**YOUR OBJECTIVE**. Set down all of the entries below word for word, with the pictures left out.

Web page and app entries
========
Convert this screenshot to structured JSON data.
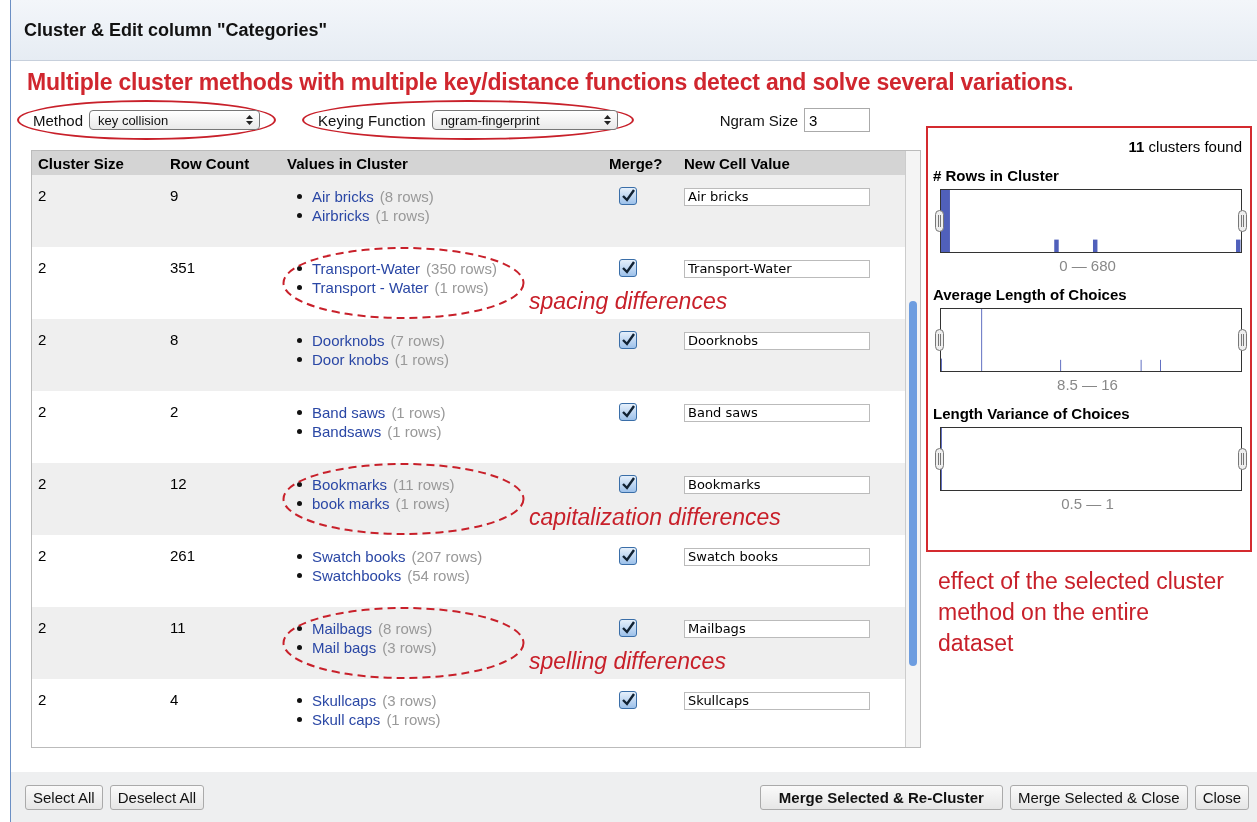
{
  "dialog": {
    "title": "Cluster & Edit column \"Categories\""
  },
  "headline_annotation": "Multiple cluster methods with multiple key/distance functions detect and solve several variations.",
  "controls": {
    "method": {
      "label": "Method",
      "value": "key collision",
      "circled": true
    },
    "keying_function": {
      "label": "Keying Function",
      "value": "ngram-fingerprint",
      "circled": true
    },
    "ngram_size": {
      "label": "Ngram Size",
      "value": "3"
    }
  },
  "table": {
    "columns": [
      "Cluster Size",
      "Row Count",
      "Values in Cluster",
      "Merge?",
      "New Cell Value"
    ],
    "rows": [
      {
        "cluster_size": "2",
        "row_count": "9",
        "values": [
          {
            "value": "Air bricks",
            "count": "(8 rows)"
          },
          {
            "value": "Airbricks",
            "count": "(1 rows)"
          }
        ],
        "merge": true,
        "new_value": "Air bricks"
      },
      {
        "cluster_size": "2",
        "row_count": "351",
        "values": [
          {
            "value": "Transport-Water",
            "count": "(350 rows)"
          },
          {
            "value": "Transport - Water",
            "count": "(1 rows)"
          }
        ],
        "merge": true,
        "new_value": "Transport-Water",
        "annotation": "spacing differences"
      },
      {
        "cluster_size": "2",
        "row_count": "8",
        "values": [
          {
            "value": "Doorknobs",
            "count": "(7 rows)"
          },
          {
            "value": "Door knobs",
            "count": "(1 rows)"
          }
        ],
        "merge": true,
        "new_value": "Doorknobs"
      },
      {
        "cluster_size": "2",
        "row_count": "2",
        "values": [
          {
            "value": "Band saws",
            "count": "(1 rows)"
          },
          {
            "value": "Bandsaws",
            "count": "(1 rows)"
          }
        ],
        "merge": true,
        "new_value": "Band saws"
      },
      {
        "cluster_size": "2",
        "row_count": "12",
        "values": [
          {
            "value": "Bookmarks",
            "count": "(11 rows)"
          },
          {
            "value": "book marks",
            "count": "(1 rows)"
          }
        ],
        "merge": true,
        "new_value": "Bookmarks",
        "annotation": "capitalization differences"
      },
      {
        "cluster_size": "2",
        "row_count": "261",
        "values": [
          {
            "value": "Swatch books",
            "count": "(207 rows)"
          },
          {
            "value": "Swatchbooks",
            "count": "(54 rows)"
          }
        ],
        "merge": true,
        "new_value": "Swatch books"
      },
      {
        "cluster_size": "2",
        "row_count": "11",
        "values": [
          {
            "value": "Mailbags",
            "count": "(8 rows)"
          },
          {
            "value": "Mail bags",
            "count": "(3 rows)"
          }
        ],
        "merge": true,
        "new_value": "Mailbags",
        "annotation": "spelling differences"
      },
      {
        "cluster_size": "2",
        "row_count": "4",
        "values": [
          {
            "value": "Skullcaps",
            "count": "(3 rows)"
          },
          {
            "value": "Skull caps",
            "count": "(1 rows)"
          }
        ],
        "merge": true,
        "new_value": "Skullcaps"
      }
    ]
  },
  "facets": {
    "clusters_count": "11",
    "clusters_found_label": "clusters found",
    "histograms": [
      {
        "title": "# Rows in Cluster",
        "range": "0 — 680"
      },
      {
        "title": "Average Length of Choices",
        "range": "8.5 — 16"
      },
      {
        "title": "Length Variance of Choices",
        "range": "0.5 — 1"
      }
    ]
  },
  "side_annotation": "effect of the selected cluster method on the entire dataset",
  "footer": {
    "left_buttons": [
      "Select All",
      "Deselect All"
    ],
    "right_buttons": [
      {
        "label": "Merge Selected & Re-Cluster",
        "primary": true
      },
      {
        "label": "Merge Selected & Close",
        "primary": false
      },
      {
        "label": "Close",
        "primary": false
      }
    ]
  }
}
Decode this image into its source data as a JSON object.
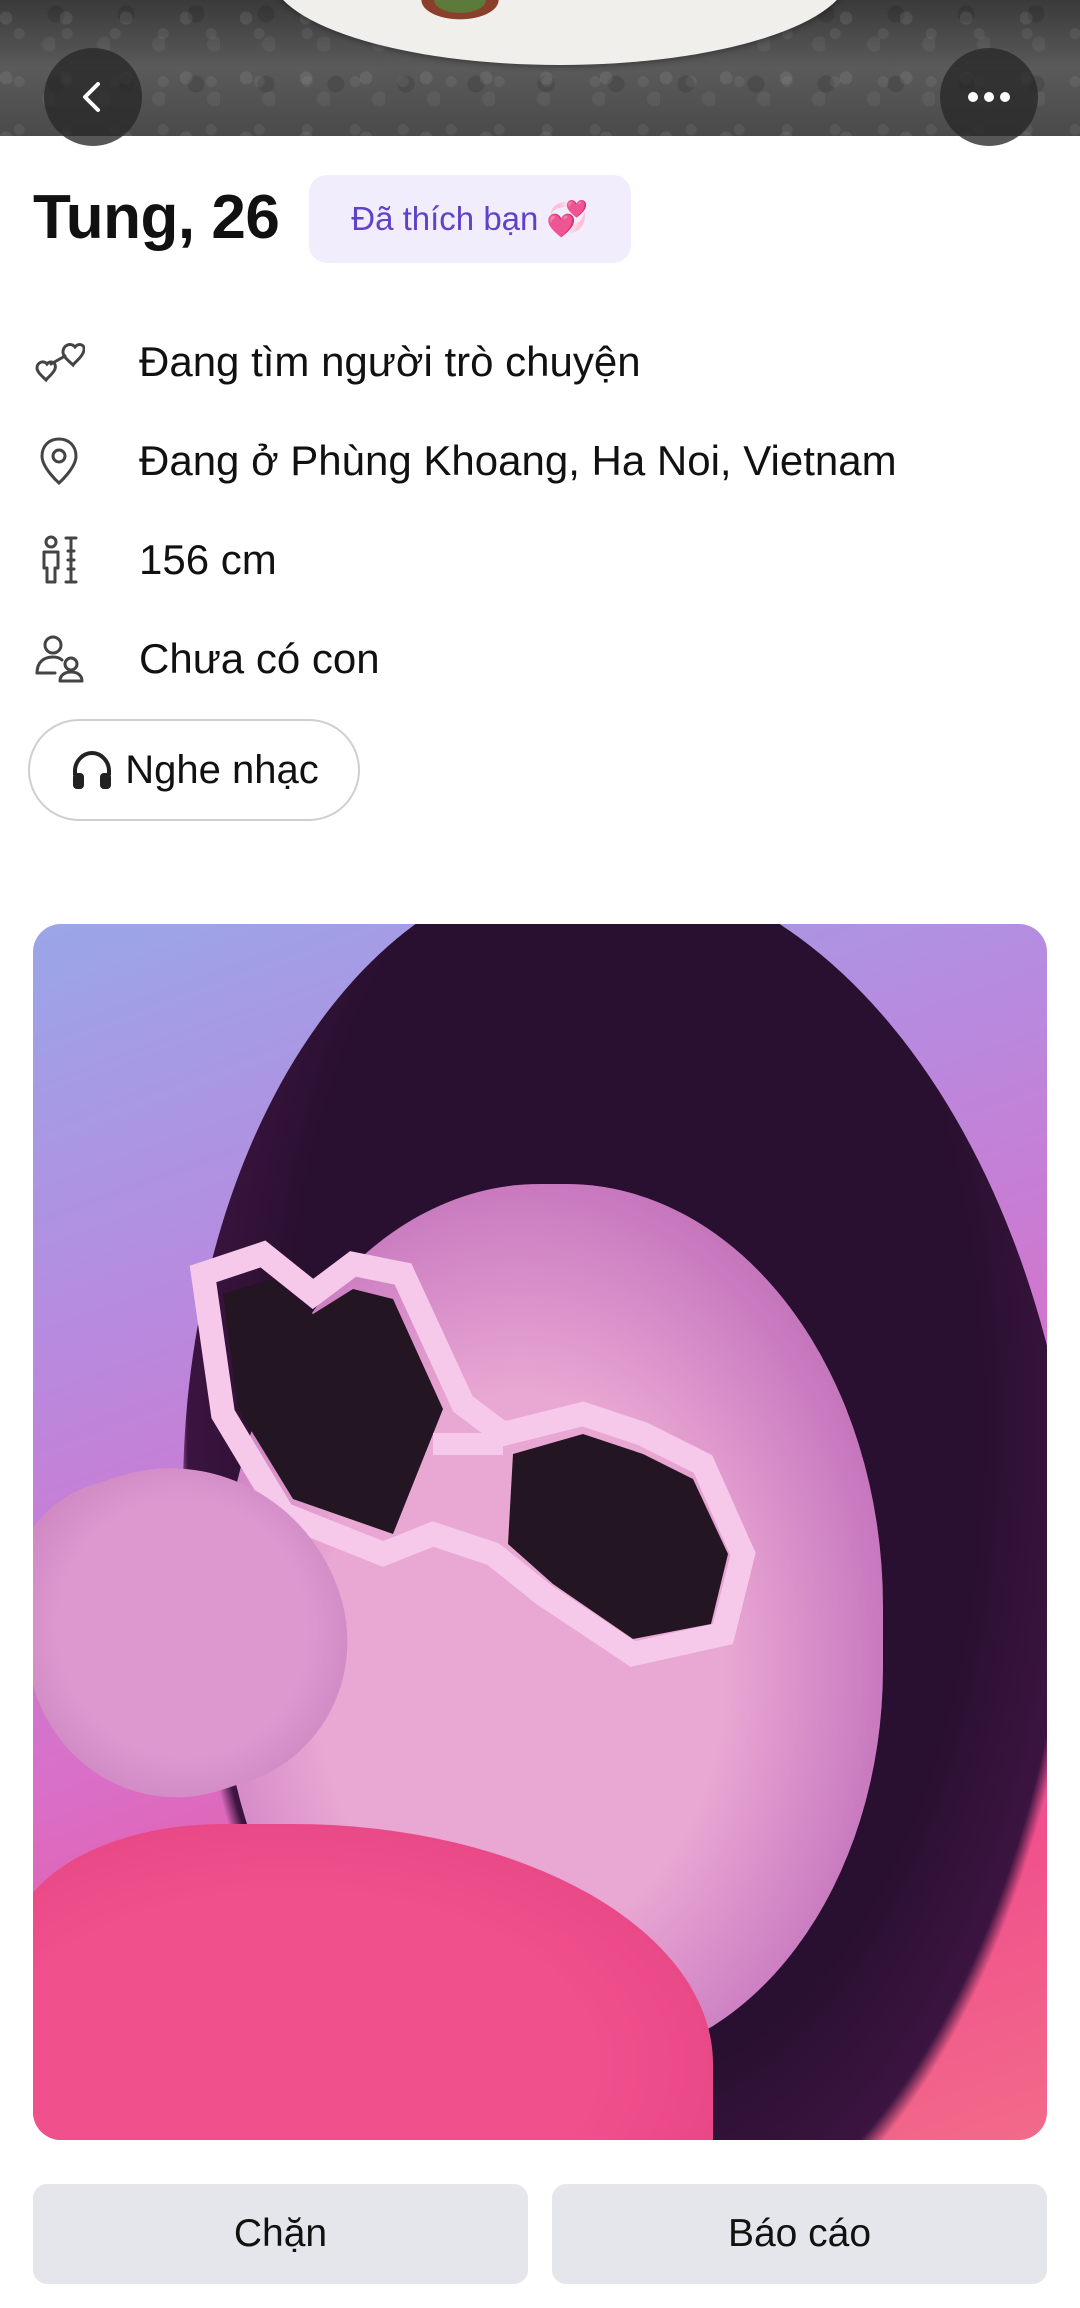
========
**TASK RESULT**.
Convert this screenshot to structured JSON data.
{
  "dialog": {
    "title": "Cluster & Edit column \"Categories\""
  },
  "headline_annotation": "Multiple cluster methods with multiple key/distance functions detect and solve several variations.",
  "controls": {
    "method": {
      "label": "Method",
      "value": "key collision",
      "circled": true
    },
    "keying_function": {
      "label": "Keying Function",
      "value": "ngram-fingerprint",
      "circled": true
    },
    "ngram_size": {
      "label": "Ngram Size",
      "value": "3"
    }
  },
  "table": {
    "columns": [
      "Cluster Size",
      "Row Count",
      "Values in Cluster",
      "Merge?",
      "New Cell Value"
    ],
    "rows": [
      {
        "cluster_size": "2",
        "row_count": "9",
        "values": [
          {
            "value": "Air bricks",
            "count": "(8 rows)"
          },
          {
            "value": "Airbricks",
            "count": "(1 rows)"
          }
        ],
        "merge": true,
        "new_value": "Air bricks"
      },
      {
        "cluster_size": "2",
        "row_count": "351",
        "values": [
          {
            "value": "Transport-Water",
            "count": "(350 rows)"
          },
          {
            "value": "Transport - Water",
            "count": "(1 rows)"
          }
        ],
        "merge": true,
        "new_value": "Transport-Water",
        "annotation": "spacing differences"
      },
      {
        "cluster_size": "2",
        "row_count": "8",
        "values": [
          {
            "value": "Doorknobs",
            "count": "(7 rows)"
          },
          {
            "value": "Door knobs",
            "count": "(1 rows)"
          }
        ],
        "merge": true,
        "new_value": "Doorknobs"
      },
      {
        "cluster_size": "2",
        "row_count": "2",
        "values": [
          {
            "value": "Band saws",
            "count": "(1 rows)"
          },
          {
            "value": "Bandsaws",
            "count": "(1 rows)"
          }
        ],
        "merge": true,
        "new_value": "Band saws"
      },
      {
        "cluster_size": "2",
        "row_count": "12",
        "values": [
          {
            "value": "Bookmarks",
            "count": "(11 rows)"
          },
          {
            "value": "book marks",
            "count": "(1 rows)"
          }
        ],
        "merge": true,
        "new_value": "Bookmarks",
        "annotation": "capitalization differences"
      },
      {
        "cluster_size": "2",
        "row_count": "261",
        "values": [
          {
            "value": "Swatch books",
            "count": "(207 rows)"
          },
          {
            "value": "Swatchbooks",
            "count": "(54 rows)"
          }
        ],
        "merge": true,
        "new_value": "Swatch books"
      },
      {
        "cluster_size": "2",
        "row_count": "11",
        "values": [
          {
            "value": "Mailbags",
            "count": "(8 rows)"
          },
          {
            "value": "Mail bags",
            "count": "(3 rows)"
          }
        ],
        "merge": true,
        "new_value": "Mailbags",
        "annotation": "spelling differences"
      },
      {
        "cluster_size": "2",
        "row_count": "4",
        "values": [
          {
            "value": "Skullcaps",
            "count": "(3 rows)"
          },
          {
            "value": "Skull caps",
            "count": "(1 rows)"
          }
        ],
        "merge": true,
        "new_value": "Skullcaps"
      }
    ]
  },
  "facets": {
    "clusters_count": "11",
    "clusters_found_label": "clusters found",
    "histograms": [
      {
        "title": "# Rows in Cluster",
        "range": "0 — 680"
      },
      {
        "title": "Average Length of Choices",
        "range": "8.5 — 16"
      },
      {
        "title": "Length Variance of Choices",
        "range": "0.5 — 1"
      }
    ]
  },
  "side_annotation": "effect of the selected cluster method on the entire dataset",
  "footer": {
    "left_buttons": [
      "Select All",
      "Deselect All"
    ],
    "right_buttons": [
      {
        "label": "Merge Selected & Re-Cluster",
        "primary": true
      },
      {
        "label": "Merge Selected & Close",
        "primary": false
      },
      {
        "label": "Close",
        "primary": false
      }
    ]
  }
}
Decode this image into its source data as a JSON object.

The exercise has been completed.